# torch.normal() Method in Python PyTorch

PyTorchServer Side ProgrammingProgramming

To create a tensor of random numbers drawn from separate normal distributions whose mean and std are given, we apply the torch.normal() method. This method takes two input parameters − mean and std.

• mean is a tensor with the mean of each output element’s normal distribution, and

• std is a tensor with the standard deviation of each output element’s normal distribution.
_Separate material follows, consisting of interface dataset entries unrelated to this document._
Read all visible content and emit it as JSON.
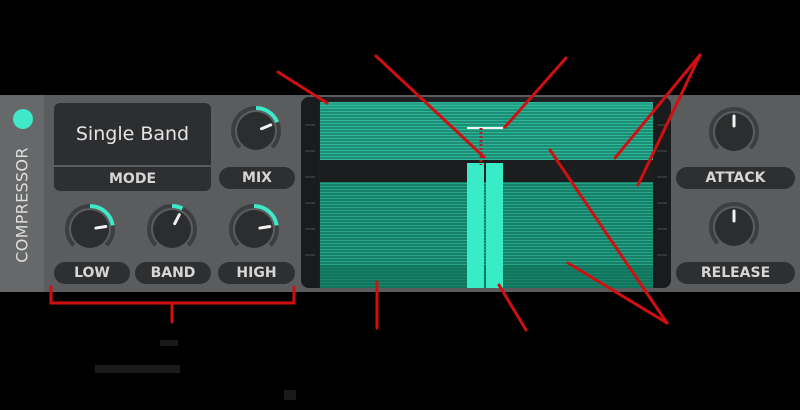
{
  "module": {
    "title": "COMPRESSOR",
    "power_on": true
  },
  "mode": {
    "value": "Single Band",
    "label": "MODE"
  },
  "knobs": {
    "mix": {
      "label": "MIX",
      "level": 0.75
    },
    "low": {
      "label": "LOW",
      "level": 0.8
    },
    "band": {
      "label": "BAND",
      "level": 0.6
    },
    "high": {
      "label": "HIGH",
      "level": 0.8
    },
    "attack": {
      "label": "ATTACK",
      "level": 0.5
    },
    "release": {
      "label": "RELEASE",
      "level": 0.5
    }
  },
  "colors": {
    "accent": "#3ee8c8",
    "panel": "#5b5c5d",
    "meter_fill": "#1f8f77",
    "annotation": "#d01010"
  }
}
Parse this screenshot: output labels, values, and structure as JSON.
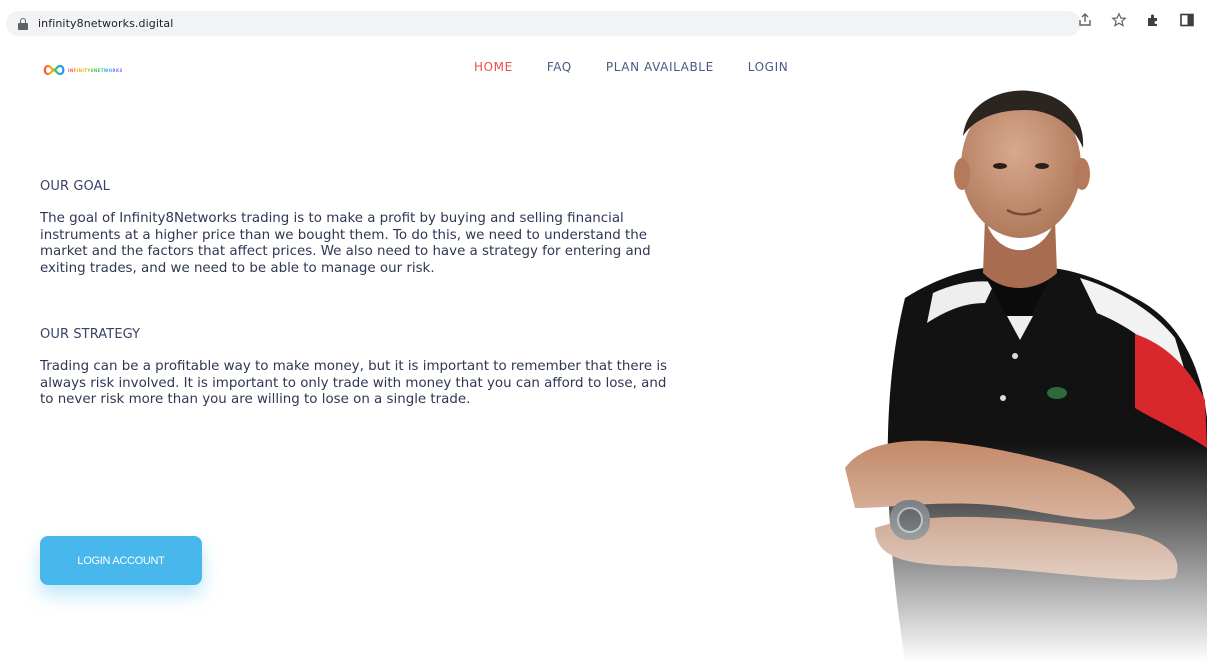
{
  "browser": {
    "url": "infinity8networks.digital",
    "icons": [
      "lock-icon",
      "share-icon",
      "star-icon",
      "extensions-icon",
      "sidepanel-icon"
    ]
  },
  "site": {
    "logo_text": "INFINITY8NETWORKS",
    "nav": [
      {
        "label": "HOME",
        "active": true
      },
      {
        "label": "FAQ",
        "active": false
      },
      {
        "label": "PLAN AVAILABLE",
        "active": false
      },
      {
        "label": "LOGIN",
        "active": false
      }
    ],
    "goal": {
      "title": "OUR GOAL",
      "body": "The goal of Infinity8Networks trading is to make a profit by buying and selling financial instruments at a higher price than we bought them. To do this, we need to understand the market and the factors that affect prices. We also need to have a strategy for entering and exiting trades, and we need to be able to manage our risk."
    },
    "strategy": {
      "title": "OUR STRATEGY",
      "body": "Trading can be a profitable way to make money, but it is important to remember that there is always risk involved. It is important to only trade with money that you can afford to lose, and to never risk more than you are willing to lose on a single trade."
    },
    "cta": {
      "label": "LOGIN ACCOUNT"
    }
  },
  "colors": {
    "accent": "#47b7ec",
    "nav_active": "#f04a54",
    "nav_default": "#4a5a85",
    "text": "#2f3754"
  }
}
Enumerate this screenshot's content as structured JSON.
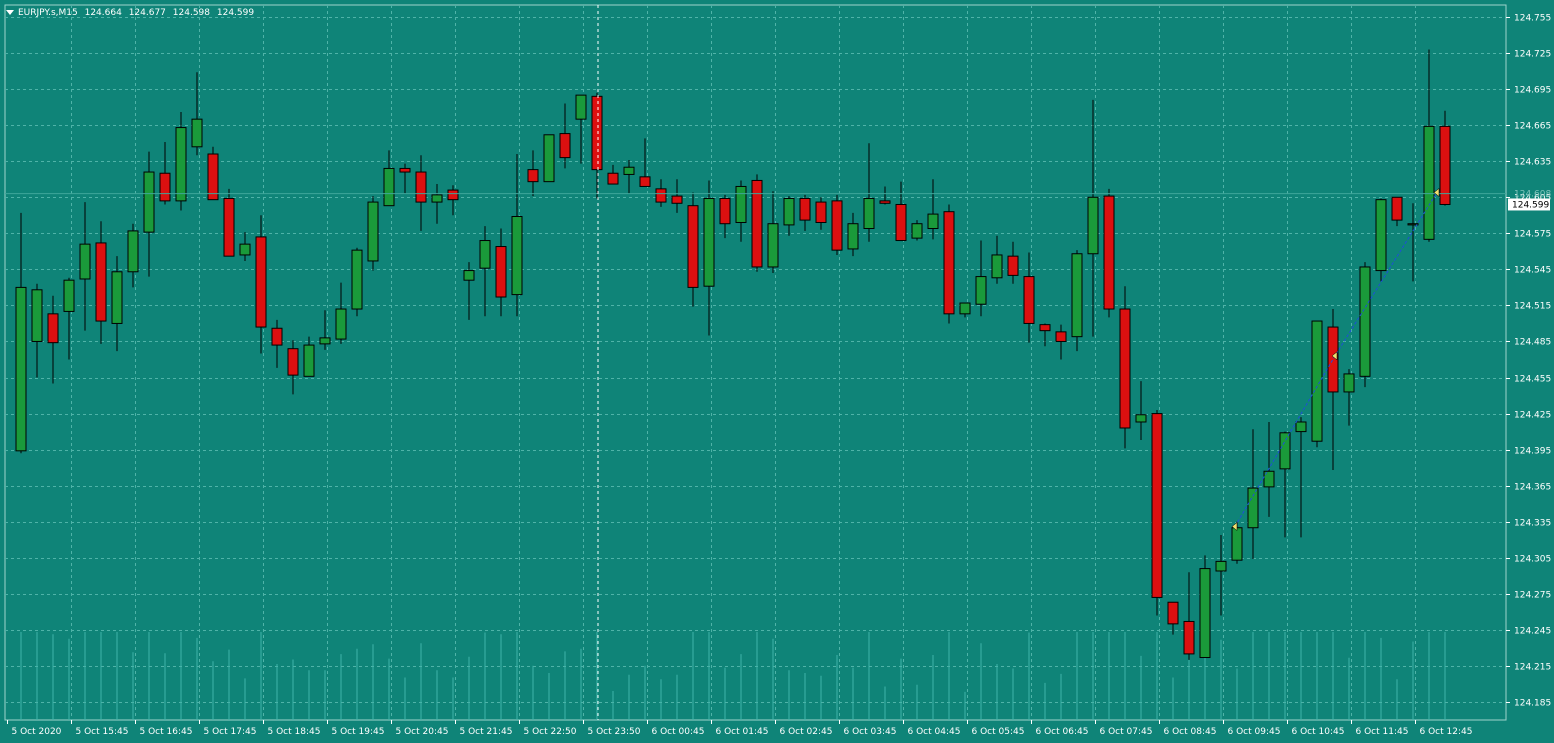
{
  "header": {
    "symbol": "EURJPY.s,M15",
    "open": "124.664",
    "high": "124.677",
    "low": "124.598",
    "close": "124.599"
  },
  "colors": {
    "background": "#0f8478",
    "bull": "#1a9a3a",
    "bear": "#dc1010",
    "outline": "#000000",
    "grid": "#4fb3a8",
    "volume": "#3fb5aa",
    "axis_text": "#ffffff",
    "price_line": "#3fa69a",
    "trend_line": "#1e4fd8",
    "arrow": "#f0e070"
  },
  "chart_data": {
    "type": "candlestick",
    "symbol": "EURJPY.s",
    "timeframe": "M15",
    "ylim": [
      124.17,
      124.765
    ],
    "yticks": [
      124.185,
      124.215,
      124.245,
      124.275,
      124.305,
      124.335,
      124.365,
      124.395,
      124.425,
      124.455,
      124.485,
      124.515,
      124.545,
      124.575,
      124.605,
      124.635,
      124.665,
      124.695,
      124.725,
      124.755
    ],
    "ytick_labels": [
      "124.185",
      "124.215",
      "124.245",
      "124.275",
      "124.305",
      "124.335",
      "124.365",
      "124.395",
      "124.425",
      "124.455",
      "124.485",
      "124.515",
      "124.545",
      "124.575",
      "124.605",
      "124.635",
      "124.665",
      "124.695",
      "124.725",
      "124.755"
    ],
    "xtick_labels": [
      "5 Oct 2020",
      "5 Oct 15:45",
      "5 Oct 16:45",
      "5 Oct 17:45",
      "5 Oct 18:45",
      "5 Oct 19:45",
      "5 Oct 20:45",
      "5 Oct 21:45",
      "5 Oct 22:50",
      "5 Oct 23:50",
      "6 Oct 00:45",
      "6 Oct 01:45",
      "6 Oct 02:45",
      "6 Oct 03:45",
      "6 Oct 04:45",
      "6 Oct 05:45",
      "6 Oct 06:45",
      "6 Oct 07:45",
      "6 Oct 08:45",
      "6 Oct 09:45",
      "6 Oct 10:45",
      "6 Oct 11:45",
      "6 Oct 12:45"
    ],
    "current_price": "124.599",
    "ask_price": "124.608",
    "candles": [
      [
        124.394,
        124.592,
        124.392,
        124.53
      ],
      [
        124.485,
        124.533,
        124.455,
        124.528
      ],
      [
        124.508,
        124.523,
        124.45,
        124.484
      ],
      [
        124.51,
        124.538,
        124.47,
        124.536
      ],
      [
        124.537,
        124.601,
        124.494,
        124.566
      ],
      [
        124.567,
        124.585,
        124.483,
        124.502
      ],
      [
        124.5,
        124.556,
        124.477,
        124.543
      ],
      [
        124.543,
        124.583,
        124.53,
        124.577
      ],
      [
        124.576,
        124.643,
        124.539,
        124.626
      ],
      [
        124.625,
        124.651,
        124.599,
        124.602
      ],
      [
        124.602,
        124.676,
        124.594,
        124.663
      ],
      [
        124.647,
        124.709,
        124.64,
        124.67
      ],
      [
        124.641,
        124.647,
        124.604,
        124.603
      ],
      [
        124.604,
        124.612,
        124.556,
        124.556
      ],
      [
        124.557,
        124.576,
        124.552,
        124.566
      ],
      [
        124.572,
        124.59,
        124.475,
        124.497
      ],
      [
        124.496,
        124.503,
        124.463,
        124.482
      ],
      [
        124.479,
        124.486,
        124.441,
        124.457
      ],
      [
        124.456,
        124.489,
        124.456,
        124.482
      ],
      [
        124.483,
        124.511,
        124.478,
        124.488
      ],
      [
        124.487,
        124.534,
        124.483,
        124.512
      ],
      [
        124.512,
        124.563,
        124.506,
        124.561
      ],
      [
        124.552,
        124.606,
        124.544,
        124.601
      ],
      [
        124.598,
        124.644,
        124.598,
        124.629
      ],
      [
        124.629,
        124.633,
        124.608,
        124.626
      ],
      [
        124.626,
        124.64,
        124.577,
        124.601
      ],
      [
        124.601,
        124.616,
        124.583,
        124.607
      ],
      [
        124.611,
        124.615,
        124.59,
        124.603
      ],
      [
        124.536,
        124.551,
        124.503,
        124.544
      ],
      [
        124.546,
        124.581,
        124.506,
        124.569
      ],
      [
        124.564,
        124.579,
        124.506,
        124.522
      ],
      [
        124.524,
        124.641,
        124.506,
        124.589
      ],
      [
        124.628,
        124.644,
        124.606,
        124.618
      ],
      [
        124.618,
        124.651,
        124.621,
        124.657
      ],
      [
        124.658,
        124.683,
        124.629,
        124.638
      ],
      [
        124.67,
        124.69,
        124.633,
        124.69
      ],
      [
        124.689,
        124.692,
        124.604,
        124.628
      ],
      [
        124.625,
        124.632,
        124.622,
        124.616
      ],
      [
        124.624,
        124.636,
        124.608,
        124.63
      ],
      [
        124.622,
        124.654,
        124.616,
        124.614
      ],
      [
        124.612,
        124.62,
        124.597,
        124.601
      ],
      [
        124.606,
        124.62,
        124.592,
        124.6
      ],
      [
        124.598,
        124.609,
        124.514,
        124.53
      ],
      [
        124.531,
        124.619,
        124.49,
        124.604
      ],
      [
        124.604,
        124.607,
        124.571,
        124.583
      ],
      [
        124.584,
        124.619,
        124.568,
        124.614
      ],
      [
        124.619,
        124.624,
        124.543,
        124.547
      ],
      [
        124.547,
        124.61,
        124.542,
        124.583
      ],
      [
        124.582,
        124.606,
        124.573,
        124.604
      ],
      [
        124.604,
        124.607,
        124.577,
        124.586
      ],
      [
        124.601,
        124.605,
        124.578,
        124.584
      ],
      [
        124.602,
        124.607,
        124.557,
        124.561
      ],
      [
        124.562,
        124.592,
        124.556,
        124.583
      ],
      [
        124.579,
        124.65,
        124.568,
        124.604
      ],
      [
        124.602,
        124.614,
        124.599,
        124.6
      ],
      [
        124.599,
        124.618,
        124.572,
        124.569
      ],
      [
        124.571,
        124.586,
        124.569,
        124.583
      ],
      [
        124.579,
        124.62,
        124.57,
        124.591
      ],
      [
        124.593,
        124.599,
        124.5,
        124.508
      ],
      [
        124.508,
        124.514,
        124.505,
        124.517
      ],
      [
        124.516,
        124.569,
        124.506,
        124.539
      ],
      [
        124.538,
        124.573,
        124.533,
        124.557
      ],
      [
        124.556,
        124.568,
        124.533,
        124.54
      ],
      [
        124.539,
        124.559,
        124.484,
        124.5
      ],
      [
        124.499,
        124.5,
        124.481,
        124.494
      ],
      [
        124.493,
        124.499,
        124.47,
        124.485
      ],
      [
        124.489,
        124.561,
        124.477,
        124.558
      ],
      [
        124.558,
        124.686,
        124.489,
        124.605
      ],
      [
        124.606,
        124.612,
        124.505,
        124.512
      ],
      [
        124.512,
        124.531,
        124.396,
        124.413
      ],
      [
        124.418,
        124.452,
        124.403,
        124.424
      ],
      [
        124.425,
        124.428,
        124.257,
        124.272
      ],
      [
        124.268,
        124.266,
        124.241,
        124.25
      ],
      [
        124.252,
        124.293,
        124.22,
        124.225
      ],
      [
        124.222,
        124.307,
        124.222,
        124.296
      ],
      [
        124.294,
        124.324,
        124.257,
        124.302
      ],
      [
        124.303,
        124.335,
        124.3,
        124.33
      ],
      [
        124.33,
        124.412,
        124.304,
        124.363
      ],
      [
        124.364,
        124.418,
        124.339,
        124.377
      ],
      [
        124.379,
        124.41,
        124.322,
        124.409
      ],
      [
        124.41,
        124.422,
        124.322,
        124.418
      ],
      [
        124.402,
        124.498,
        124.397,
        124.502
      ],
      [
        124.497,
        124.512,
        124.378,
        124.443
      ],
      [
        124.443,
        124.462,
        124.415,
        124.458
      ],
      [
        124.456,
        124.551,
        124.447,
        124.547
      ],
      [
        124.544,
        124.604,
        124.535,
        124.603
      ],
      [
        124.605,
        124.604,
        124.581,
        124.586
      ],
      [
        124.582,
        124.6,
        124.535,
        124.583
      ],
      [
        124.57,
        124.728,
        124.568,
        124.664
      ],
      [
        124.664,
        124.677,
        124.598,
        124.599
      ]
    ],
    "volume_profile": "tick_volume_bars_bottom"
  }
}
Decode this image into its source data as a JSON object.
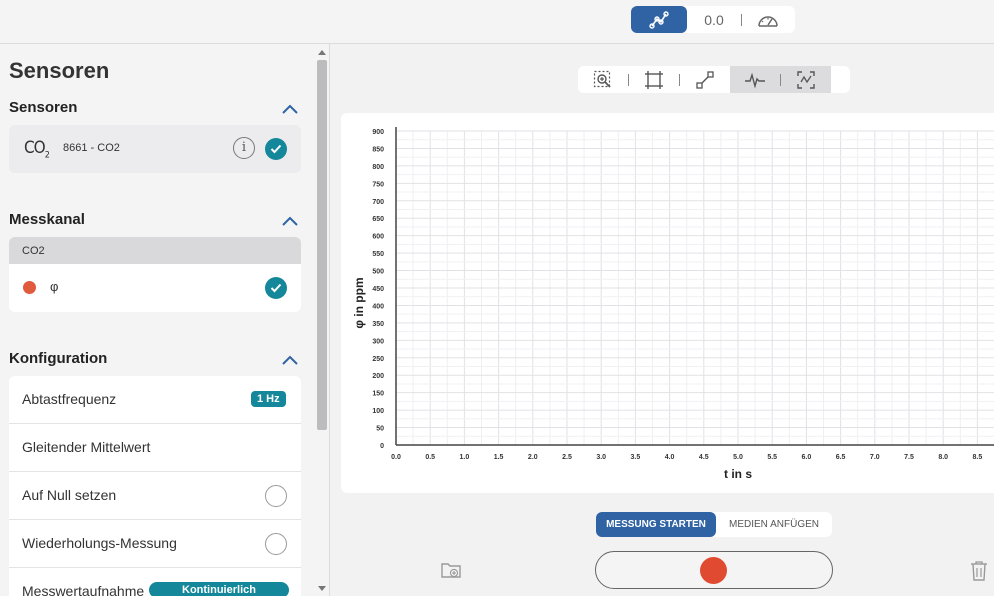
{
  "topbar": {
    "value_display": "0.0"
  },
  "sidebar": {
    "title": "Sensoren",
    "sensors_section": {
      "title": "Sensoren",
      "sensor_icon_main": "CO",
      "sensor_icon_sub": "2",
      "sensor_name": "8661 - CO2",
      "info_symbol": "i"
    },
    "channel_section": {
      "title": "Messkanal",
      "header": "CO2",
      "channel_label": "φ",
      "channel_color": "#e05a3e"
    },
    "config_section": {
      "title": "Konfiguration",
      "rows": [
        {
          "label": "Abtastfrequenz",
          "badge": "1 Hz"
        },
        {
          "label": "Gleitender Mittelwert"
        },
        {
          "label": "Auf Null setzen"
        },
        {
          "label": "Wiederholungs-Messung"
        },
        {
          "label": "Messwertaufnahme",
          "badge": "Kontinuierlich"
        }
      ]
    }
  },
  "controls": {
    "start_label": "MESSUNG STARTEN",
    "media_label": "MEDIEN ANFÜGEN"
  },
  "colors": {
    "accent": "#2f63a4",
    "teal": "#14879a",
    "record": "#e04a30"
  },
  "chart_data": {
    "type": "line",
    "xlabel": "t in s",
    "ylabel": "φ in ppm",
    "x_ticks": [
      "0.0",
      "0.5",
      "1.0",
      "1.5",
      "2.0",
      "2.5",
      "3.0",
      "3.5",
      "4.0",
      "4.5",
      "5.0",
      "5.5",
      "6.0",
      "6.5",
      "7.0",
      "7.5",
      "8.0",
      "8.5"
    ],
    "y_ticks": [
      "0",
      "50",
      "100",
      "150",
      "200",
      "250",
      "300",
      "350",
      "400",
      "450",
      "500",
      "550",
      "600",
      "650",
      "700",
      "750",
      "800",
      "850",
      "900"
    ],
    "xlim": [
      0,
      8.5
    ],
    "ylim": [
      0,
      900
    ],
    "grid": true,
    "series": []
  }
}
It returns a tensor of random numbers drawn from separate normal distributions whose mean and standard deviation are mean and std.

### Syntax

torch.normal(mean, std)

### Steps

We could use the following steps to create a tensor of random numbers drawn from separate normal distributions −

• Import the required library. In all the following examples, the required Python library is torch. Make sure you have already installed it.

import torch
• Define two torch tensors − mean and std. The number of elements in both the tensors must be the same.

mean=torch.arange(1., 11.), std=torch.arange(1, 0, -0.1)
• Compute the tensor of random numbers drawn from separate normal distributions with the given mean and std.

tensor = torch.normal(mean, std)
• Print the computed tensor of random numbers.

print("Tensor:\n",tensor)

## Example 1

# torch.normal(mean, std, *, generator=None, out=None) → Tensor
import torch

# define mean and std
mean=torch.arange(1., 11.)
std=torch.arange(1, 0, -0.1)

# print mean and std
print("Mean:\n", mean)
print("STD:\n", std)

# compute the tensor of random numbers
tensor = torch.normal(mean, std)

# print the computed tensor
print("Tensor:\n",tensor)

## Output

Mean:
tensor([ 1., 2., 3., 4., 5., 6., 7., 8., 9., 10.])
STD:
tensor([1.0000, 0.9000, 0.8000, 0.7000, 0.6000, 0.5000,0.4000, 0.3000, 0.2000,
0.1000])
Tensor:
tensor([ 0.8557, 1.1373, 2.5573, 3.3513, 4.3764, 5.4221, 6.5343, 7.9068,
8.6984, 10.1292])

Notice in the above example, both the mean and std are given and the elements on both the tensors are same.

## Example 2

# torch.normal(mean=0.0, std, *, out=None) → Tensor
import torch
tensor = torch.normal(mean=0.5, std=torch.arange(1., 6.))
print(tensor)

## Output

tensor([ 0.4357, 1.1931, 2.8821, -2.3777, -1.8948])

Notice that in the above example, the mean is shared along all drawn elements.

## Example 3

# torch.normal(mean, std=1.0, *, out=None) → Tensor
import torch
tensor = torch.normal(mean=torch.arange(1., 6.))
print(tensor)

## Output

tensor([1.3951, 2.0769, 2.4525, 3.6972, 7.7257])

Notice that in the above example, the standard deviation is given as a parameter. Here, the default std is set to 1. The std is shared along all drawn elements.

## Example 4

# torch.normal(mean, std, size, *, out=None) → Tensor
import torch
tensor = torch.normal(2, 3, size=(1, 4))
print(tensor)

## Output

tensor([1.3951, 2.0769, 2.4525, 3.6972, 7.7257])

Notice that in the above example, the mean and the standard deviations are shared among all drawn elements.